* _Try it_: Collect all lines from the records below that include the word "меню".

* _Provided data_:
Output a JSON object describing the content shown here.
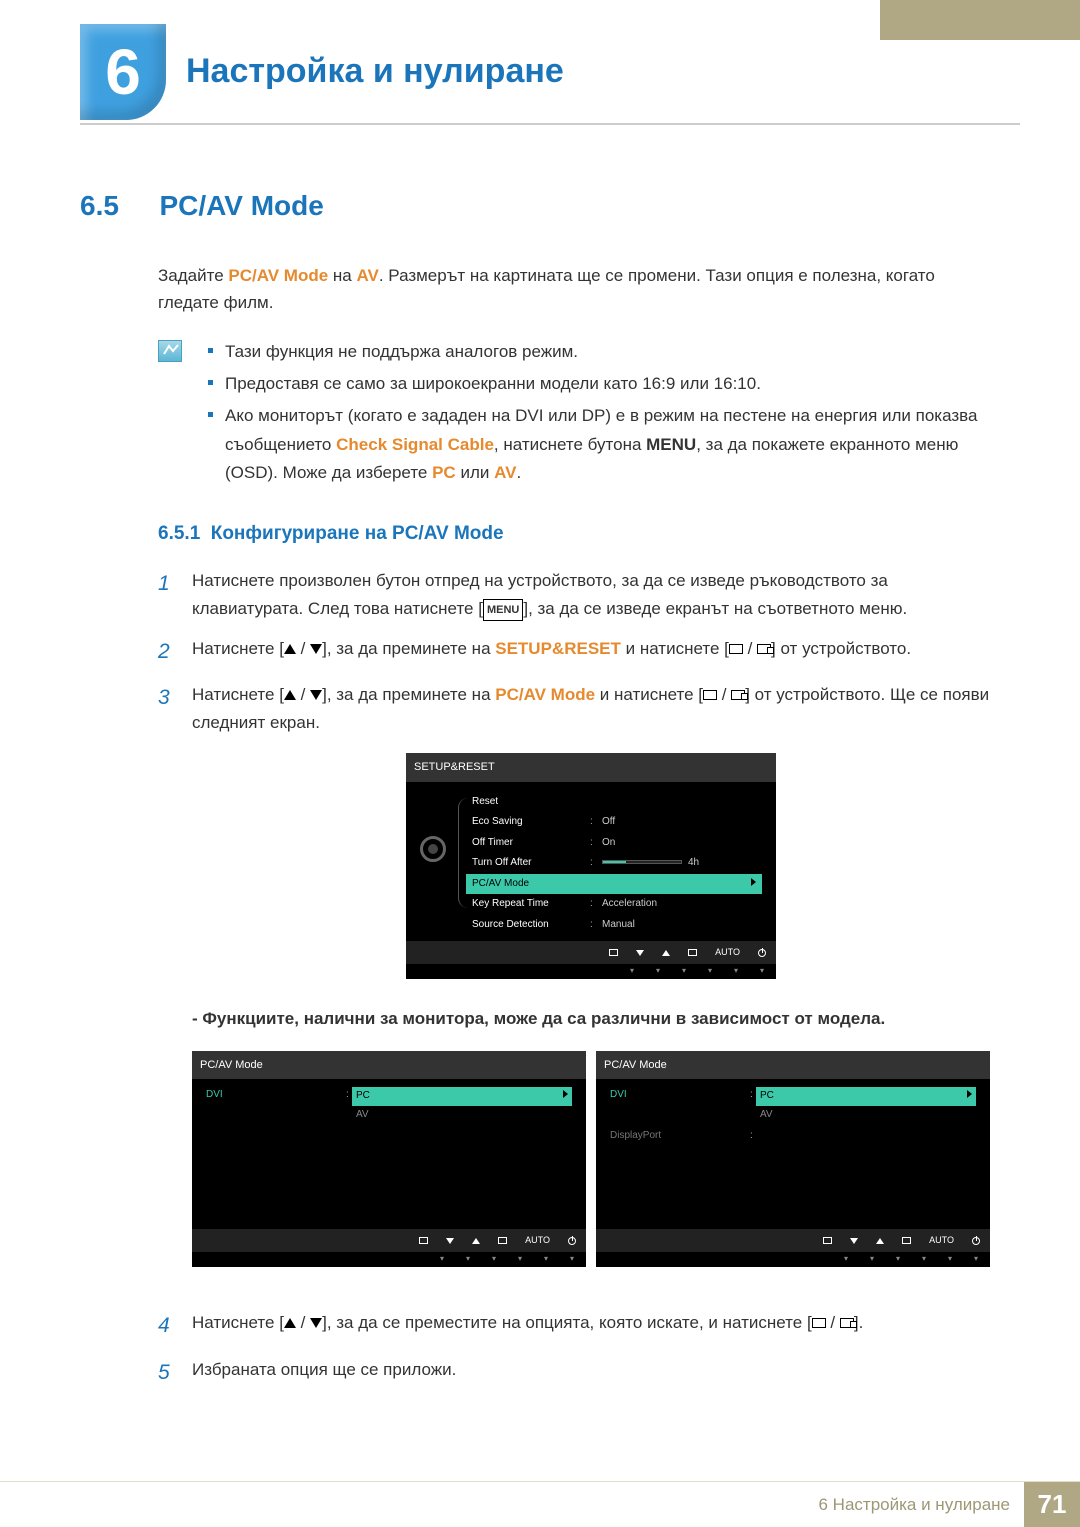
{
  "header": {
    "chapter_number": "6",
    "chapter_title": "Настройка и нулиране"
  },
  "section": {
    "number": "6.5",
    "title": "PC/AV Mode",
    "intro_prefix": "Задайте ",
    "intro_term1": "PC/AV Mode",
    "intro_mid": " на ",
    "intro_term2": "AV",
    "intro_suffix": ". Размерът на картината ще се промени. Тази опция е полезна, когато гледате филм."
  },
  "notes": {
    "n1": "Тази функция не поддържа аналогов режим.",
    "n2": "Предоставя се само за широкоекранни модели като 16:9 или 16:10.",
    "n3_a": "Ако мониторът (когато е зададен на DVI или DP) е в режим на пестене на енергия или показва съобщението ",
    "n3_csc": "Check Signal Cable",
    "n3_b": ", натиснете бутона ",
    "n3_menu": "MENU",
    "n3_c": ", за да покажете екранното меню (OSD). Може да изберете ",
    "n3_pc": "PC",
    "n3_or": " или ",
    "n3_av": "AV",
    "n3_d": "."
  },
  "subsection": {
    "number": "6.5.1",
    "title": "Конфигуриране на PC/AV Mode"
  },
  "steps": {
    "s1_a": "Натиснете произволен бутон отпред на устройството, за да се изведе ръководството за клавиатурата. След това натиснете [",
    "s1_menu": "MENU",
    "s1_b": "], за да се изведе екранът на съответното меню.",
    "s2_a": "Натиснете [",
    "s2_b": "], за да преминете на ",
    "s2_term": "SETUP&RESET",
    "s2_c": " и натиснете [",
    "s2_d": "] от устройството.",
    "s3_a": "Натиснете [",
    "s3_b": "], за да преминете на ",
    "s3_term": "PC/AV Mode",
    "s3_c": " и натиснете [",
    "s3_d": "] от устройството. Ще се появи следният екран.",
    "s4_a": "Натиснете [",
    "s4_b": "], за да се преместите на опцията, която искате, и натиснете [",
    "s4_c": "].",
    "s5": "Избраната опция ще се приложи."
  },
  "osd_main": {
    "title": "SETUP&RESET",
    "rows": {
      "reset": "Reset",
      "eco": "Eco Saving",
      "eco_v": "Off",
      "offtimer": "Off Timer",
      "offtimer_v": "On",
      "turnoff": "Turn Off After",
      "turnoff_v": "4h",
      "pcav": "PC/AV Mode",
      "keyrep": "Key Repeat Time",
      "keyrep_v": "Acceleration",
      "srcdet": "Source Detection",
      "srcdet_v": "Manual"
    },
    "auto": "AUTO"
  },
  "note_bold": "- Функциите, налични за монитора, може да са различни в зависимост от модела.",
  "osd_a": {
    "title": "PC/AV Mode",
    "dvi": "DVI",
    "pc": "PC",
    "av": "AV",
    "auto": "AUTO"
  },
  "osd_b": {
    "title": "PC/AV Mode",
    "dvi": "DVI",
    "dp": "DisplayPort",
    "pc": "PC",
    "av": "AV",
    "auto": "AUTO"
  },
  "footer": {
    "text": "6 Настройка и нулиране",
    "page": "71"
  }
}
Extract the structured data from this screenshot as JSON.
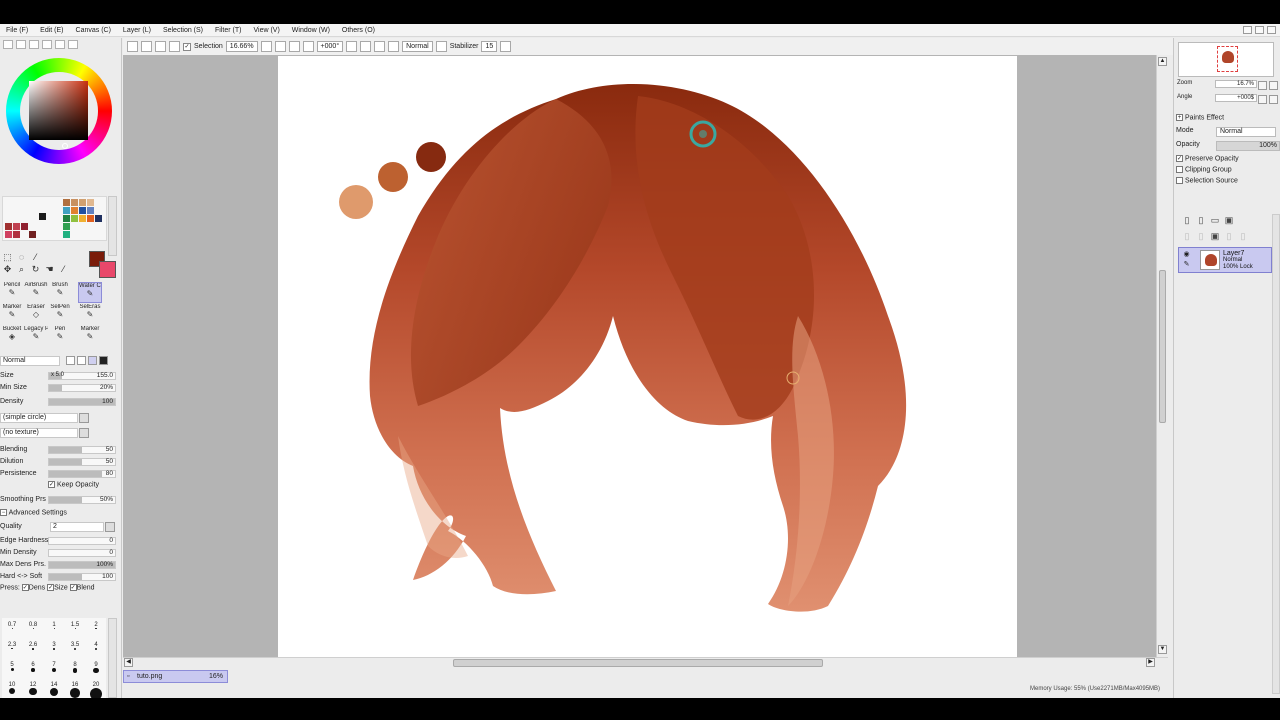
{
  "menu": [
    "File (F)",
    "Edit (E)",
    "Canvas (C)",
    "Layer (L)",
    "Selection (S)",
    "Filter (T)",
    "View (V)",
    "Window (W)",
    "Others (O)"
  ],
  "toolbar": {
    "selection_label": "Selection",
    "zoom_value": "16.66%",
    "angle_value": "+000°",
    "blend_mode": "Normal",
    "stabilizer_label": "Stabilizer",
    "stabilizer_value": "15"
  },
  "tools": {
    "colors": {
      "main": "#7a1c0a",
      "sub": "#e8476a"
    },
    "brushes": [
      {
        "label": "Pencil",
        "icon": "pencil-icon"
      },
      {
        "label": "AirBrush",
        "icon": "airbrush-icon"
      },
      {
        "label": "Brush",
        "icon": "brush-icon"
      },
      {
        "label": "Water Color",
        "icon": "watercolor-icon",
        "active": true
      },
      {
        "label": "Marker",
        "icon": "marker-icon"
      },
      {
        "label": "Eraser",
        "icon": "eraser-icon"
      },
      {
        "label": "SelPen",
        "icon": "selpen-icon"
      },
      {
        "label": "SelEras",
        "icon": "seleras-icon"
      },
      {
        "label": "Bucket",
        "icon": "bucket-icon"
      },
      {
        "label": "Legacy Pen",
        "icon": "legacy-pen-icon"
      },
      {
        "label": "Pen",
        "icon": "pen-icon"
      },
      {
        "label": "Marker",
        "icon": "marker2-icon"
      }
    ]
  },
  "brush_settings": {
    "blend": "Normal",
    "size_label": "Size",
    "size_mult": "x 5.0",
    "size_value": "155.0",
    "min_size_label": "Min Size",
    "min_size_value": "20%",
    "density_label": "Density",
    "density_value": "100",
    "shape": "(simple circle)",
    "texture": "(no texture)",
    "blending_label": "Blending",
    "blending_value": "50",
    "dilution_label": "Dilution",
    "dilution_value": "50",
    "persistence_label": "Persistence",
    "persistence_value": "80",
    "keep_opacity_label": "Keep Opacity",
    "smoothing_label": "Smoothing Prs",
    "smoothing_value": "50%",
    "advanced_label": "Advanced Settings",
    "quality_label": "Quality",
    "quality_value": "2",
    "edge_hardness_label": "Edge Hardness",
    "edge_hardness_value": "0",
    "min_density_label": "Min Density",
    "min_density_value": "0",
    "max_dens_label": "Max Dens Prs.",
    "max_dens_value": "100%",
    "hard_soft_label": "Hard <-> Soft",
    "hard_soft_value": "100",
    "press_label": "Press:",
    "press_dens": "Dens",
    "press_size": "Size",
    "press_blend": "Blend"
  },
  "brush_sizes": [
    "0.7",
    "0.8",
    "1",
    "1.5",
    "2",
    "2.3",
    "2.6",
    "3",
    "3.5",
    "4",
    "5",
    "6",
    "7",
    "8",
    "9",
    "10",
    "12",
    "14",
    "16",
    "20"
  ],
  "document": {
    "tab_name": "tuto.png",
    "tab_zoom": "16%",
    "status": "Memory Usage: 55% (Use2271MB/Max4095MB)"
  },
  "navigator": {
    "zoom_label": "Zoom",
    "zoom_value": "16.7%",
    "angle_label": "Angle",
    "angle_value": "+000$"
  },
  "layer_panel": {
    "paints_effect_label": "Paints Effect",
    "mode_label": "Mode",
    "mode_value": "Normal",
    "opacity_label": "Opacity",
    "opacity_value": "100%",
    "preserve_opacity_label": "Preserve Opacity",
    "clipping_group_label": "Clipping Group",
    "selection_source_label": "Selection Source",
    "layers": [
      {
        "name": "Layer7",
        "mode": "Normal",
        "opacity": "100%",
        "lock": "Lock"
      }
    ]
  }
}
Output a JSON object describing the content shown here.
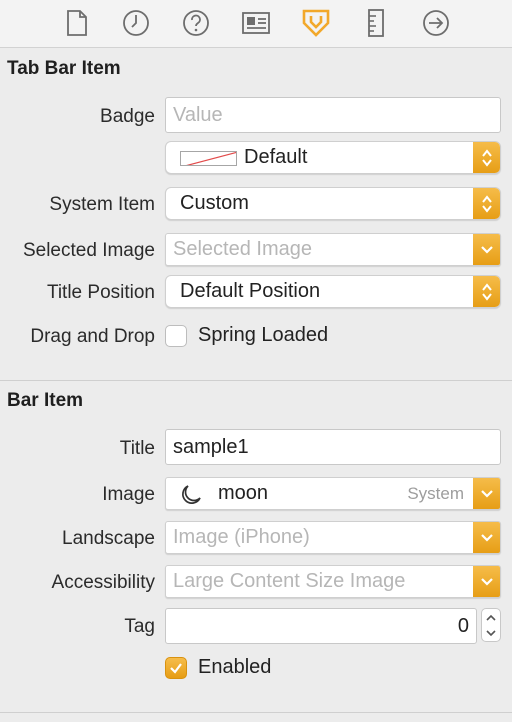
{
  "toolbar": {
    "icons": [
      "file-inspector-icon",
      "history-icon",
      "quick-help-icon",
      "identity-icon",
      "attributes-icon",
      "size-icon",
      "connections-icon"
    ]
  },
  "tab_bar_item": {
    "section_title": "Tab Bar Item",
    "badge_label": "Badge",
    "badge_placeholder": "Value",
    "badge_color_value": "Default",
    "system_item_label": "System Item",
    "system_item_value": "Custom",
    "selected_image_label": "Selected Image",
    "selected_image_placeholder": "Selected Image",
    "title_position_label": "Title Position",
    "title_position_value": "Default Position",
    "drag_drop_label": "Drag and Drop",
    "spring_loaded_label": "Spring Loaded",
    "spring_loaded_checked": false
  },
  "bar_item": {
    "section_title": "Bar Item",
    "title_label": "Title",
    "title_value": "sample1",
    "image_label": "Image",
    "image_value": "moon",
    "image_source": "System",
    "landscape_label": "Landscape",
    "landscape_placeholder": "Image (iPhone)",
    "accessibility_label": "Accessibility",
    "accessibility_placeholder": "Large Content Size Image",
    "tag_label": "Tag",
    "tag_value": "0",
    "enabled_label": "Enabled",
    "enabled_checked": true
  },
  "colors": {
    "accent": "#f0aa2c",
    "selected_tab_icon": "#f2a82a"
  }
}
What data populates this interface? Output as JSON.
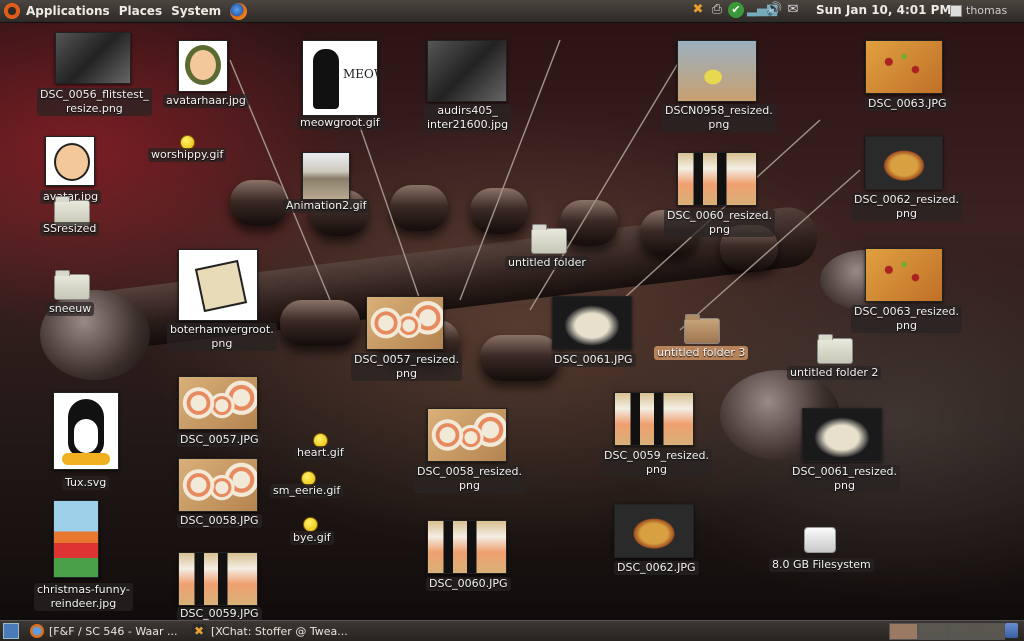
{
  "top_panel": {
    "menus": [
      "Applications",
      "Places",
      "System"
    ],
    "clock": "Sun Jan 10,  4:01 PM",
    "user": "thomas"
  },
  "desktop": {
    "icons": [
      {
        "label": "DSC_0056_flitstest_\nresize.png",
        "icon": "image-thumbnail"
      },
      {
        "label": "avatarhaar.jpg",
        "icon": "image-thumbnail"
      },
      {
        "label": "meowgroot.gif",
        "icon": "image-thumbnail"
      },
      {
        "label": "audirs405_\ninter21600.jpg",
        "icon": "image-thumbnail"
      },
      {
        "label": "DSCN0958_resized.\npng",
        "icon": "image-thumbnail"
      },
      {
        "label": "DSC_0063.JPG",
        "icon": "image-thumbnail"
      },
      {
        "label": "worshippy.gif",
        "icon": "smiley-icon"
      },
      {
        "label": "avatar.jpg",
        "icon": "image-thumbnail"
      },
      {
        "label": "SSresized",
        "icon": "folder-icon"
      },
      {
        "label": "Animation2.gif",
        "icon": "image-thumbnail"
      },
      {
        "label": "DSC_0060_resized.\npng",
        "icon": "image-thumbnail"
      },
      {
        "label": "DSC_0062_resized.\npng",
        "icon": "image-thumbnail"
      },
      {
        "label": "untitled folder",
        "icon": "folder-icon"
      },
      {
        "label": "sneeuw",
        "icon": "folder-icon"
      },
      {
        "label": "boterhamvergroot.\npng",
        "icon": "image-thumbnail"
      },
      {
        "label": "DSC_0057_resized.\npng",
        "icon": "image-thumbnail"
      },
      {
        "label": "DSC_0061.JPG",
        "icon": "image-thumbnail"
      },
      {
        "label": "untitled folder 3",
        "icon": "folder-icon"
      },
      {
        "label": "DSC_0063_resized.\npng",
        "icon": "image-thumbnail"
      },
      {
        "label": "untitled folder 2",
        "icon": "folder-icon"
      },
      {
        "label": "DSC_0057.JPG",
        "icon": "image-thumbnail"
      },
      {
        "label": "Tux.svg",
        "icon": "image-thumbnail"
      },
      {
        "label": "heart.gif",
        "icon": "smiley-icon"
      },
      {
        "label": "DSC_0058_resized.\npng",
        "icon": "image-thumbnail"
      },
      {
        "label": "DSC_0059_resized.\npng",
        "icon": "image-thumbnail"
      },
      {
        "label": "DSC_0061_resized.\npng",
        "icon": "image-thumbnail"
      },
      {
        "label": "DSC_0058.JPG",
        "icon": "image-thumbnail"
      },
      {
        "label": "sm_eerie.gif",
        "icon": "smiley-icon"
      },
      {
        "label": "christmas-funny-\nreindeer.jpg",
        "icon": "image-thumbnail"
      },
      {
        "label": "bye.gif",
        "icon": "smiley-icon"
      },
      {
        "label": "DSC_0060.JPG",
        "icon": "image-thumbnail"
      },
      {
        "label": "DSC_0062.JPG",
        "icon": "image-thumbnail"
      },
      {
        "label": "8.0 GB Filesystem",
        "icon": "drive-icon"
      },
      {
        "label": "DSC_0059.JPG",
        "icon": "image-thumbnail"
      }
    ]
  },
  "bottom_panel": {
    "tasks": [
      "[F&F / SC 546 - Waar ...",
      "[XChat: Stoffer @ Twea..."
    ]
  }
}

* _Exercise result_:
    "n3_c": ", за да покажете екранното меню (OSD). Може да изберете ",
    "s1_b": "], за да се изведе екранът на съответното меню.",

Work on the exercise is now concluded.